to what new celeb just had a baby

to will i ever be famous? it’s lookin more like MAYBE

if our vehicles need a tune-up,

our souls are overdue inspection

we’re individuals who make up this mass collective

but each person in this group

spends more time second guessing

than believing in our POWER

to topple a system that convinced us we’re infected

 

for thinkin of the good of the people before the profits,

for knowing 9-5s don’t contribute to our self-knowledge.

for the cost of living changing, but not what’s in our wallets

when CEOs get paid billions for all the work done by the “bottom”.

for standing with uprisings

of people who are more than “equal”

who know we’re people of the sun

and our light is never see-thru.

for those who’ve historically wronged this earth,

its citizens, its water

you can’t charge us for the only fluid that knows no borders.

pumpin foods with chemicals FDA’s too corrupt to regulate

how many fast food burgers does it take to send us to heaven’s gates?

convince us we have issues, and tell us to medicate

got hundreds of pills for all us living in a restless state

yet we’re still not fully healed, choose to keep our wounds concealed

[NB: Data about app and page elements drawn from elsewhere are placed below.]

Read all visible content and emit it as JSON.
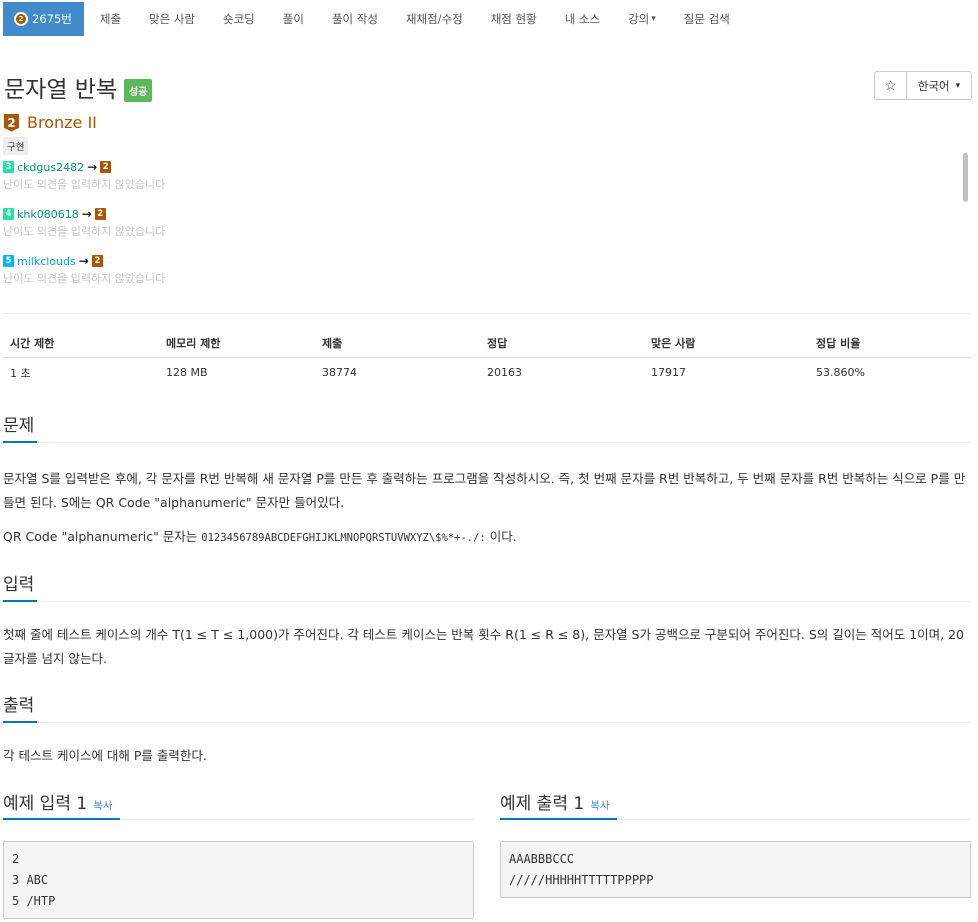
{
  "nav": {
    "problem_label": "2675번",
    "items": [
      "제출",
      "맞은 사람",
      "숏코딩",
      "풀이",
      "풀이 작성",
      "재채점/수정",
      "채점 현황",
      "내 소스",
      "강의",
      "질문 검색"
    ]
  },
  "problem": {
    "title": "문자열 반복",
    "result_label": "성공",
    "star_icon": "☆",
    "language": "한국어",
    "tier_level": "2",
    "tier_name": "Bronze II",
    "tag": "구현"
  },
  "opinions": [
    {
      "from_level": "3",
      "user": "ckdgus2482",
      "to_level": "2",
      "text": "난이도 의견을 입력하지 않았습니다"
    },
    {
      "from_level": "4",
      "user": "khk080618",
      "to_level": "2",
      "text": "난이도 의견을 입력하지 않았습니다"
    },
    {
      "from_level": "5",
      "user": "milkclouds",
      "to_level": "2",
      "text": "난이도 의견을 입력하지 않았습니다"
    }
  ],
  "info": {
    "headers": [
      "시간 제한",
      "메모리 제한",
      "제출",
      "정답",
      "맞은 사람",
      "정답 비율"
    ],
    "values": [
      "1 초",
      "128 MB",
      "38774",
      "20163",
      "17917",
      "53.860%"
    ]
  },
  "sections": {
    "problem_title": "문제",
    "problem_text_1": "문자열 S를 입력받은 후에, 각 문자를 R번 반복해 새 문자열 P를 만든 후 출력하는 프로그램을 작성하시오. 즉, 첫 번째 문자를 R번 반복하고, 두 번째 문자를 R번 반복하는 식으로 P를 만들면 된다. S에는 QR Code \"alphanumeric\" 문자만 들어있다.",
    "problem_text_2_prefix": "QR Code \"alphanumeric\" 문자는",
    "problem_text_2_code": "0123456789ABCDEFGHIJKLMNOPQRSTUVWXYZ\\$%*+-./:",
    "problem_text_2_suffix": "이다.",
    "input_title": "입력",
    "input_text": "첫째 줄에 테스트 케이스의 개수 T(1 ≤ T ≤ 1,000)가 주어진다. 각 테스트 케이스는 반복 횟수 R(1 ≤ R ≤ 8), 문자열 S가 공백으로 구분되어 주어진다. S의 길이는 적어도 1이며, 20글자를 넘지 않는다.",
    "output_title": "출력",
    "output_text": "각 테스트 케이스에 대해 P를 출력한다."
  },
  "samples": {
    "input_title": "예제 입력 1",
    "output_title": "예제 출력 1",
    "copy_label": "복사",
    "input": "2\n3 ABC\n5 /HTP",
    "output": "AAABBBCCC\n/////HHHHHTTTTTPPPPP"
  }
}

but there ain’t a single prescription that will cure us of this fight

for harmony and peace

such dirty words, diseased

but these were granted to us by the universe for LIFE

we live within a system that oppresses all us within

and thinking differently could make you a memory

but right now, we’re re-righting history

snatched the pen out the victor’s hands

included all of us that aren’t just straight, white, rich, or man

 

and we will live to speak of a new millennia

where the strength of six billion folks

used our bare hands and lifted up

this earth from off her knees

told her to stand still, it’s time to BREATHE

shook us all to our inner core

turned off the TV, computers, phones

and listened to our souls,

FINALLY.